The natural harbor in the port of Manila is more bountiful than we think
To millions of people in many towns and cities, Manila Bay is more than just a body of water. It has been a means of transport, livelihood, and recreation for those who, like me, grew up along its shores.
Manila Bay provided clean water to salt beds and fish ponds. It also nurtured fish as well as shellfish for home consumption and small businesses.
The municipal waters of the bay provided fertile breeding grounds for several fish varieties, some of which are unique to the area. Among them is the saliniasi (sardines), which looks identical to the very expensive tawilis of Taal lake. Many unscrupulous fish vendors sell saliniasi as tawilis to unsuspecting buyers, since there is no way to find out if one is buying the real thing. They taste alike anyway, so only the vendor and the fish know the truth.
Gray mullet is another fish that proliferates in the bay. Called talilong when small and banak when large, mullet is prized for its tender flesh and firm roe. Mullet is best enjoyed in pinangat or paksiw.
Anglers love buwan-buwan (turbot), which are good fighters when hooked. Growing as large as two kilos in the bay, it indicates that the bay waters have become cleaner and safer.
Shellfish galore—In the 1950s and 1960s, shellfish abounded along the bay shores and in the river banks where mangroves grow thick. As kids, we gathered purple halamis and kaligay, which we devoured like peanuts during school recess breaks. Sadly, these are no longer to be found, victims of pollution and reclamation.
Mangrove clam—The roots of mangrove trees along the banks of rivers feeding the bay provide shelter for lukan, the green-shelled brackish water clam, which grows to almost three inches across. Tasting less salty than regular sea clams, lukan flesh is like the freshwater tulya from Laguna de Bay.
Sleeping seagull—When I was a kid, I believed that seagulls came from giant shellfish called tabulog, a pen shell as large as 12 inches long, the flesh of which resembles uncannily a sleeping white bird.
Around the world, the clam we know as halaan is called Manila Clam, believed by some to have originated here and traveled to America and Europe by hitchhiking aboard Spanish ships and galleons.
My father used to dive for tabulog, often coming home with dozens at a time. He showed me to keep only the round white muscle and discard the rest. That white muscle is what we call scallop, now sold for thousands of pesos per kilo when freshly shucked. Whole live tabulog are even more expensive at sushi shops.
Mini scallops—The translucent shells of capiz are used in traditional windows and modern chandeliers. Capiz is like scallops and used to be abundant in Manila Bay. Today, the capiz shell industry has moved south to the Visayas, closer to the source of raw materials.

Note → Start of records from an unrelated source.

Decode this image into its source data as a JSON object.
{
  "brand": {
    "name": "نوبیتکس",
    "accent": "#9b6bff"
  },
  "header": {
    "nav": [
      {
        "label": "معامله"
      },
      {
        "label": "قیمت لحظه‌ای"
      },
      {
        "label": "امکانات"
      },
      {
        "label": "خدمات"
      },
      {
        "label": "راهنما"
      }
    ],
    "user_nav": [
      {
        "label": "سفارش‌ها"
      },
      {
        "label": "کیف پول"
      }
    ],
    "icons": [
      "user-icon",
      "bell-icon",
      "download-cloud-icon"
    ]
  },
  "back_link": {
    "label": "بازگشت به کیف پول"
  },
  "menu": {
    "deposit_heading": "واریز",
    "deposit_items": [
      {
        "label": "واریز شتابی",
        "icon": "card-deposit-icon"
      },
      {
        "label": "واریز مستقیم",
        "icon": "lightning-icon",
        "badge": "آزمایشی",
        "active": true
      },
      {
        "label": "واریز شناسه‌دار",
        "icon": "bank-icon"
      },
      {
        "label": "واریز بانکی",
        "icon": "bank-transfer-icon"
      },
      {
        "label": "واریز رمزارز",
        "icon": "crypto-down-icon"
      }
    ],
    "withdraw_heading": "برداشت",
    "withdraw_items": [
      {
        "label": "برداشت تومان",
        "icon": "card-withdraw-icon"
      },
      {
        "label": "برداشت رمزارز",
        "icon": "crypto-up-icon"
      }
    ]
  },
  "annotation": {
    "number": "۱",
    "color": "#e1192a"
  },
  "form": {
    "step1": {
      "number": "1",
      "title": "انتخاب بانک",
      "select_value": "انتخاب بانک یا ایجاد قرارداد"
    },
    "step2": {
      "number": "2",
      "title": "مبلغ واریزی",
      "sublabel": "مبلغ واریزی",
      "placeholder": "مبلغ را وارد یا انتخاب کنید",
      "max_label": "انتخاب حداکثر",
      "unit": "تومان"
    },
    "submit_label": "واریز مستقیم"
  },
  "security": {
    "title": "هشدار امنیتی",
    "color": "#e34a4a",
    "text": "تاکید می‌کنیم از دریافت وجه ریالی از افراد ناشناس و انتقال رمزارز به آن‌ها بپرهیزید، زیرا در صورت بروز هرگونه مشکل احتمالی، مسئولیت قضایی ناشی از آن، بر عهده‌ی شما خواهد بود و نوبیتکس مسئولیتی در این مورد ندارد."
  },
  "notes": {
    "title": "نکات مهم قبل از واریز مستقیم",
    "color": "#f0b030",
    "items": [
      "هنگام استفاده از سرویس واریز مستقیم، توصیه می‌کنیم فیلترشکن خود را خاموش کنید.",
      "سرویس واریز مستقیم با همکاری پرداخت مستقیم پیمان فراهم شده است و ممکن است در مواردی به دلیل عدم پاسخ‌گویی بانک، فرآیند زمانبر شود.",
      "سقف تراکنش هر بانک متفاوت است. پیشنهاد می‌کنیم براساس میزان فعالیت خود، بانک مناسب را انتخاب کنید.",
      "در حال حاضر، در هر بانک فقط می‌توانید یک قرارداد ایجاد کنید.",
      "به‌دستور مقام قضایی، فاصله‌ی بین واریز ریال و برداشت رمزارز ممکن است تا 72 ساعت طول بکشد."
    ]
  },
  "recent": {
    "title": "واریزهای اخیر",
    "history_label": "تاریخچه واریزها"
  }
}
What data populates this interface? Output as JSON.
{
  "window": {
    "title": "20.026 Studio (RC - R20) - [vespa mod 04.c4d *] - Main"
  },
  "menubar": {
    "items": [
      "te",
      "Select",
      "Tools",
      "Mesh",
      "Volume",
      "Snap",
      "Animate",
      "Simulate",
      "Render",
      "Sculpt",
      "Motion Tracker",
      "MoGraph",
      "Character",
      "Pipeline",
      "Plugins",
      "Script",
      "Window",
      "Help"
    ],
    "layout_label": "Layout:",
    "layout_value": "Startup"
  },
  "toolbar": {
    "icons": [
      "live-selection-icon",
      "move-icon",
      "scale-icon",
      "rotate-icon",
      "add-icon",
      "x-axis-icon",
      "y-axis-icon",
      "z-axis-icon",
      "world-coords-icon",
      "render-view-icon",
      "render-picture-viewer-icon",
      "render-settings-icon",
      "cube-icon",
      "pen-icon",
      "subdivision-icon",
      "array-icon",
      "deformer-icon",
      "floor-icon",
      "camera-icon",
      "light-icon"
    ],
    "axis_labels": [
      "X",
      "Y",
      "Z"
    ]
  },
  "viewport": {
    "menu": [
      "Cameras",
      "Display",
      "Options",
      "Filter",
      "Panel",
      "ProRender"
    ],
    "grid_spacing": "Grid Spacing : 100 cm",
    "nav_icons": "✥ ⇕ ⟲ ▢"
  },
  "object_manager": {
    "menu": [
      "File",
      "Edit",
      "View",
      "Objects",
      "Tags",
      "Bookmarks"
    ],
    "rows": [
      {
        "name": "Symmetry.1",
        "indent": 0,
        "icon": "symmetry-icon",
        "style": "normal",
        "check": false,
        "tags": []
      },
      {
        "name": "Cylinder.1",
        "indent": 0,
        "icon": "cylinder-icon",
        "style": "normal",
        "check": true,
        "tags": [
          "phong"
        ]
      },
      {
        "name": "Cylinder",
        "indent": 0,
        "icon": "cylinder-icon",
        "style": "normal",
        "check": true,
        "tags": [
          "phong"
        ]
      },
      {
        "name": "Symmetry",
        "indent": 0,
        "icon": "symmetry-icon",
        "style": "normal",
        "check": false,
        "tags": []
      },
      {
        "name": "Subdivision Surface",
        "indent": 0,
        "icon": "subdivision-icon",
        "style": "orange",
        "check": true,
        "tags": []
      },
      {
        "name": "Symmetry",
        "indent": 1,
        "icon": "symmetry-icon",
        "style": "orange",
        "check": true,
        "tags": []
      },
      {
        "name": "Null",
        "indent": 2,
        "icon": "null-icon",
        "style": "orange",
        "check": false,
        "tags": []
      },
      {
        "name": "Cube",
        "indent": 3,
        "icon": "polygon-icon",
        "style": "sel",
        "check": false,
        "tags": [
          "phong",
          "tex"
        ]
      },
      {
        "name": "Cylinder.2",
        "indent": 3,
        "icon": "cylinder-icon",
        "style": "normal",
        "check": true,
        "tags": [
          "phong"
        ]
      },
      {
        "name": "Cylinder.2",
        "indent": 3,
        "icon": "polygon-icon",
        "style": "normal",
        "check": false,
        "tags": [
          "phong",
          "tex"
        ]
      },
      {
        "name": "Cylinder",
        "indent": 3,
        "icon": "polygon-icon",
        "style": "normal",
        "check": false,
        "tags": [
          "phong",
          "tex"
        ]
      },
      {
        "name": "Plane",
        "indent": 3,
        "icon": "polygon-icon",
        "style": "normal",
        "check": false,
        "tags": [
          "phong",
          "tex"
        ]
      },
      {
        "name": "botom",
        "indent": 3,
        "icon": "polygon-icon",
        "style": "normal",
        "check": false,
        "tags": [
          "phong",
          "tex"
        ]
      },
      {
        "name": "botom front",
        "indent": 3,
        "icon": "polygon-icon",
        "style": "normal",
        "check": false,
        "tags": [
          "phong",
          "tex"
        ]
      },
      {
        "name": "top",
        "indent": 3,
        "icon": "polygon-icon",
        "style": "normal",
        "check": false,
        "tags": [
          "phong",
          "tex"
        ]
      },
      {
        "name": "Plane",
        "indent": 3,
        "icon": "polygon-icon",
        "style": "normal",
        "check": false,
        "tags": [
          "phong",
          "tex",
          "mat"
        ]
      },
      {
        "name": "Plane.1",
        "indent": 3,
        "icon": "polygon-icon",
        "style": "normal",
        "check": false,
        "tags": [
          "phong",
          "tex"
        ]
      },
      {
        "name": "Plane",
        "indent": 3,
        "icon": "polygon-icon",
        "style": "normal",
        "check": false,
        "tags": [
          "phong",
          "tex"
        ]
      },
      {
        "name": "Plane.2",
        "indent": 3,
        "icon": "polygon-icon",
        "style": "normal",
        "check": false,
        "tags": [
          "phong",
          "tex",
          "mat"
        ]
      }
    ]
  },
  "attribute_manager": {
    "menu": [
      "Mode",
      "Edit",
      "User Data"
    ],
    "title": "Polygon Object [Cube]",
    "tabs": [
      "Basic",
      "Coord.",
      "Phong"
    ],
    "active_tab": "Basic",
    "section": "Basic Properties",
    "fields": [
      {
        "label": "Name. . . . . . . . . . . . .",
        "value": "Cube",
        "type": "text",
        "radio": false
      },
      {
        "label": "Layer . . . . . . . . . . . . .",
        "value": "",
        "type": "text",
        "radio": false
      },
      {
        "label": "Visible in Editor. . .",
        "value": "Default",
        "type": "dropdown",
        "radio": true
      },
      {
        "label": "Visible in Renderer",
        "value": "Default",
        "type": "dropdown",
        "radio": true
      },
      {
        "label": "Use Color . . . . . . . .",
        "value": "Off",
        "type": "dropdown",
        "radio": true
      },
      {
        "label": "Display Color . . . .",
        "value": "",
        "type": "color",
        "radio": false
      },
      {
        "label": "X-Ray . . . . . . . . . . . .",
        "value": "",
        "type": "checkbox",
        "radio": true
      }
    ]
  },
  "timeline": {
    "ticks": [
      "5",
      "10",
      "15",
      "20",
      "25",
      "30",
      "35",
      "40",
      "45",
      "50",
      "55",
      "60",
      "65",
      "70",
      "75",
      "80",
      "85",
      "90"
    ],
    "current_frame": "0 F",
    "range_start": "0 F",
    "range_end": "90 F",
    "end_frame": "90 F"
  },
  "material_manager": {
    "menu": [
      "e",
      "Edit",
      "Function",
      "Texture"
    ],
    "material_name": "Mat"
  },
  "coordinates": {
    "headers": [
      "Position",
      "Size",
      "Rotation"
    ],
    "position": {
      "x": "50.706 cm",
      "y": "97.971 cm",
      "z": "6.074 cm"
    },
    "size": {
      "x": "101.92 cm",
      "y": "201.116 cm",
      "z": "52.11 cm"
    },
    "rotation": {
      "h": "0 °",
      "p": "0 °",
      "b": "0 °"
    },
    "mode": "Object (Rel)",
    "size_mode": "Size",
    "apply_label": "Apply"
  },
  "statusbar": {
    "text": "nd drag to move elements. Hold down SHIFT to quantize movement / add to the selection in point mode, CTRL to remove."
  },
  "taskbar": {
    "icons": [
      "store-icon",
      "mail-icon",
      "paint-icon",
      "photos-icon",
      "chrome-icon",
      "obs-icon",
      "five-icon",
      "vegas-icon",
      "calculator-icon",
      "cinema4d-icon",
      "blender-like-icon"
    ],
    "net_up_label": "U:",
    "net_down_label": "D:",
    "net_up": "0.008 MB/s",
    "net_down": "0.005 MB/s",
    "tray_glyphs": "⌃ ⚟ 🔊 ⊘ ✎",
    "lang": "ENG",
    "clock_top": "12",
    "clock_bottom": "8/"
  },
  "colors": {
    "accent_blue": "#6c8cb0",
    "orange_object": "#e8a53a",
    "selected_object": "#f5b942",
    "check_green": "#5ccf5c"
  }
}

Bloody bivalve—Batotoy (blood cockle) is largely taken for granted in the Philippines but desired in many countries as sushi and the main ingredient in stir-fries.
Prolific mussels—The most visible and available bivalve from the bay is tahong (mussel), which grows and multiplies rapidly almost everywhere. The variety we are most familiar with is green and with flat edges. A new variety that has recently appeared is the olive-colored, small, and cylindrical.
The Manila Clam—Around the world, the clam we know as halaan is called Manila Clam, believed by some to have originated here and traveled to America and Europe by hitchhiking aboard Spanish ships and galleons.
Goodbye oysters—Roadside shacks used to sell fresh oysters along the highway from Zapote to Cavite City. Pollution has killed both the bay oyster farms and people’s appetite for Manila Bay oysters. Today restaurants and hotels get their supplies by air from the Visayas.